Hostel People: Susana Malvarez, a 52-year-old airline worker from Santiago de Compostela, Spain, enjoys a smoke and conversation on a rainy night. "I like how in a hostel you can talk to your roommates about what you’ve been doing," she says. "It’s warmer than staying in a hotel, where you go to your room and it’s cold."
Protest People: Mike Bento (front, left), a 31-year-old Black Lives Matter activist who lives in Harlem, marches in Grand Central Station for "People's Monday," weekly protests held since 2015 that highlight killings by the police. "When we started doing People’s Monday, the mayor announced the NYPD’s new Strategic Response Group, an elite unit equipped with all the latest technology like sound cannons and stingrays that capture cell phone data. Their stated goal was to fight terrorism…and protesters. As if they are the same thing."

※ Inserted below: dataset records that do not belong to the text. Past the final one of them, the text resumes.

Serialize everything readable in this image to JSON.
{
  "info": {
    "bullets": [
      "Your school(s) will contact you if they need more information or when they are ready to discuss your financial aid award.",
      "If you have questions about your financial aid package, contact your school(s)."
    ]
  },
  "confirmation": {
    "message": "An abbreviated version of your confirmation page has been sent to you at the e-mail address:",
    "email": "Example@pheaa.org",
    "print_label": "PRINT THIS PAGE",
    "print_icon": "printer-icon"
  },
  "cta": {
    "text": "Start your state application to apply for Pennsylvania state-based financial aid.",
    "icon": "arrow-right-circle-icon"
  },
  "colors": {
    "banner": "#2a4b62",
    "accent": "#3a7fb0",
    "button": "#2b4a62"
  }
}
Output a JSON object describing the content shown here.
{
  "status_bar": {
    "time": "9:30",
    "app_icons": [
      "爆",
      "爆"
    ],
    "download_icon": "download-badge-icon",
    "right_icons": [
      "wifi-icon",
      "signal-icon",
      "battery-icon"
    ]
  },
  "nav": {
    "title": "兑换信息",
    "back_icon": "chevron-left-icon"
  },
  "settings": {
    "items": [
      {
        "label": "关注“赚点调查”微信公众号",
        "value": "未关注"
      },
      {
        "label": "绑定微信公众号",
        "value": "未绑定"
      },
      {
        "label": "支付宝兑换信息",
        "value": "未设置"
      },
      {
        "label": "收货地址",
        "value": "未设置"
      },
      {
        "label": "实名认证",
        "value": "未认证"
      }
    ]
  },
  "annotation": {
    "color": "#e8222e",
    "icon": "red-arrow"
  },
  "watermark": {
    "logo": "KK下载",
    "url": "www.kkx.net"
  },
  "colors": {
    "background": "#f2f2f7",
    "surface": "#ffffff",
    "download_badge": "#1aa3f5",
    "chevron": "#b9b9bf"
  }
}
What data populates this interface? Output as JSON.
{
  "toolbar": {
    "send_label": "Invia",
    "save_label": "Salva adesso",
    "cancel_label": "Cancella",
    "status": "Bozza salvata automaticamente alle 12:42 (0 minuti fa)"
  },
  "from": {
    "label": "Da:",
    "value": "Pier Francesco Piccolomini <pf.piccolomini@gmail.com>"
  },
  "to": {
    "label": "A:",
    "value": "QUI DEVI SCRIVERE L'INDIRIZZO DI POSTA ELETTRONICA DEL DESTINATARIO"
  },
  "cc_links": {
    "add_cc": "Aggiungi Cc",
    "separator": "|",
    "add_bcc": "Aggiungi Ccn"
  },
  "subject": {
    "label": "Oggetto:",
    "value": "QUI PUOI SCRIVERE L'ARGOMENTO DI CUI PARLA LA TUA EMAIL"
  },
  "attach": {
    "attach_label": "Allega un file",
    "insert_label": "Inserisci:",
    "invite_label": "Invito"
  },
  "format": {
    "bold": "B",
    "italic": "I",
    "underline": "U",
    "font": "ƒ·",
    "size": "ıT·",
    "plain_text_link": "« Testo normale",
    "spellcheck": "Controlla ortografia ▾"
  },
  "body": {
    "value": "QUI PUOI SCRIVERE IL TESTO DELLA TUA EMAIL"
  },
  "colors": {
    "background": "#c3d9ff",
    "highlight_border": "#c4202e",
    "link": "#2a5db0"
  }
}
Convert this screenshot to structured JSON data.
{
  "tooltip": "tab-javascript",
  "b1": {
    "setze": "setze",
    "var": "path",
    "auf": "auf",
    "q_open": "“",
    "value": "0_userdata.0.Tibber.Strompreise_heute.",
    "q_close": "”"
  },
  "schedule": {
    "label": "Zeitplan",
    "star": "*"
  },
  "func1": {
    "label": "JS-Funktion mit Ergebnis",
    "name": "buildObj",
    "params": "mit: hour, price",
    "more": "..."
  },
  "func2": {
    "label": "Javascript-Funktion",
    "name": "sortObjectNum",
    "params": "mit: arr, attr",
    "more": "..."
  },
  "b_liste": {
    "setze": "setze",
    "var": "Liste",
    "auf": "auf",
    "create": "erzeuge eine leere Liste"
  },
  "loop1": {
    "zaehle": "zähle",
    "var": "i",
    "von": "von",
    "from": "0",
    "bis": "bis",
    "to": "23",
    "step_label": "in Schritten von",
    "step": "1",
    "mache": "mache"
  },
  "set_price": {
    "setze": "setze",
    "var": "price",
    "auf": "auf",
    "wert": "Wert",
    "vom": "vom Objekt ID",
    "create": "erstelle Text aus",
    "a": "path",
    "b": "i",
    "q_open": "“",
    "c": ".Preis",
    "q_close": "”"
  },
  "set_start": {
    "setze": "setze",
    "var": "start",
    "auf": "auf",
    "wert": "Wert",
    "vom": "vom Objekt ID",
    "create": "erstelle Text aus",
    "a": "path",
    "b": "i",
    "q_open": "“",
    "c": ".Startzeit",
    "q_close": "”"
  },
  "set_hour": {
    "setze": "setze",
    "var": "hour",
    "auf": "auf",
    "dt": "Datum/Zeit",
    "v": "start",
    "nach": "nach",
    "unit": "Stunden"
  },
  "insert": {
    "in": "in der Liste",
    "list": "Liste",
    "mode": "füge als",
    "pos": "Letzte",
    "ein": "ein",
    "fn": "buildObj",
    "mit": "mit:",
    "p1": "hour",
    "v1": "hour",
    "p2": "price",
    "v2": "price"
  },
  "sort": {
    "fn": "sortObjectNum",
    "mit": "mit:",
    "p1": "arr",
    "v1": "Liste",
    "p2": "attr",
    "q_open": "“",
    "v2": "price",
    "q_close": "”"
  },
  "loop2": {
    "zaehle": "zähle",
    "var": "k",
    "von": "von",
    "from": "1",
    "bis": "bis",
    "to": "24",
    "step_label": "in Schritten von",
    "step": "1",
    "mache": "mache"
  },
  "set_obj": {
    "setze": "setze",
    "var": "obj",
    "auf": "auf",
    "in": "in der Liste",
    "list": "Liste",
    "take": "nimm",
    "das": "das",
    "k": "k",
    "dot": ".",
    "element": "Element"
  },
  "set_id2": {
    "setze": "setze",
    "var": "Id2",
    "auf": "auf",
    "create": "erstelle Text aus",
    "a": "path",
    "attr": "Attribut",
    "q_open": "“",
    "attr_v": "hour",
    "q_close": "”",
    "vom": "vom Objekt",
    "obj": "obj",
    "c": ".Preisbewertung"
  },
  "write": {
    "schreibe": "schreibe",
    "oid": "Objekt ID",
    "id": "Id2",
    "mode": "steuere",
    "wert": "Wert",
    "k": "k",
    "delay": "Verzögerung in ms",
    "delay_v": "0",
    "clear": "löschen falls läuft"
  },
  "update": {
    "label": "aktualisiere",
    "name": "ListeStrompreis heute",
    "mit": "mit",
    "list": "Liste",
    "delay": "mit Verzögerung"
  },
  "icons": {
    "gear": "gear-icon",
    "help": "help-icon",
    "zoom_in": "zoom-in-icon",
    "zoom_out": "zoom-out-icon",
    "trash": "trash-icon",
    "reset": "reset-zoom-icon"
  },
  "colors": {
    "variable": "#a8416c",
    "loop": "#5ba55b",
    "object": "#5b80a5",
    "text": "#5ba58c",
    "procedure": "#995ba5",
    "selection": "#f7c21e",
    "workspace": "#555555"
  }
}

Paperless People: Audu Kadiri, 41, is a community organizer and asylum seeker from Abuja, Nigeria, who is now based in Brooklyn. A fierce advocate for the health rights of the Nigerian LGBT community, he fled his country in 2014 because of a new law that criminalized providing any services to them. "Within twenty-four hours of the law being passed," he says, "we had ten reports of gay men being attacked and violated, and police began to enforce the new law with mass arrests. I decided to leave Nigeria the day I began to fear for my life."
Paperless People: A rally at 26 Federal Plaza, outside the ICE field office where 'check ins' take place, in support of undocumented immigrants.
Bike People: Dorcus Conde, who is 55, lives in Queens, and works at the VA Medical Center, rides in Central Park with James Sweeney, a 47-year-old chef also from Queens. As on many Saturdays, he guides Dorcus on one of their weekly rides for the blind sponsored by the group, In Tandem. “I feel comfortable with James,” says Conde. “We have a system. I can’t just cruise along. We have to be a team and work together.”
Bike People: Rich Collier, a TV producer in his mid-forties who lives on the Upper West Side, films his quiz show, Roll Play, near Columbus Circle with his tricked out bike, which boasts a network of cameras, lights and recording gear. “In addition to having the smallest carbon footprint of any show in the history of broadcast,” he says, “it really is a glimpse into the future of unscripted television.”
Back to Top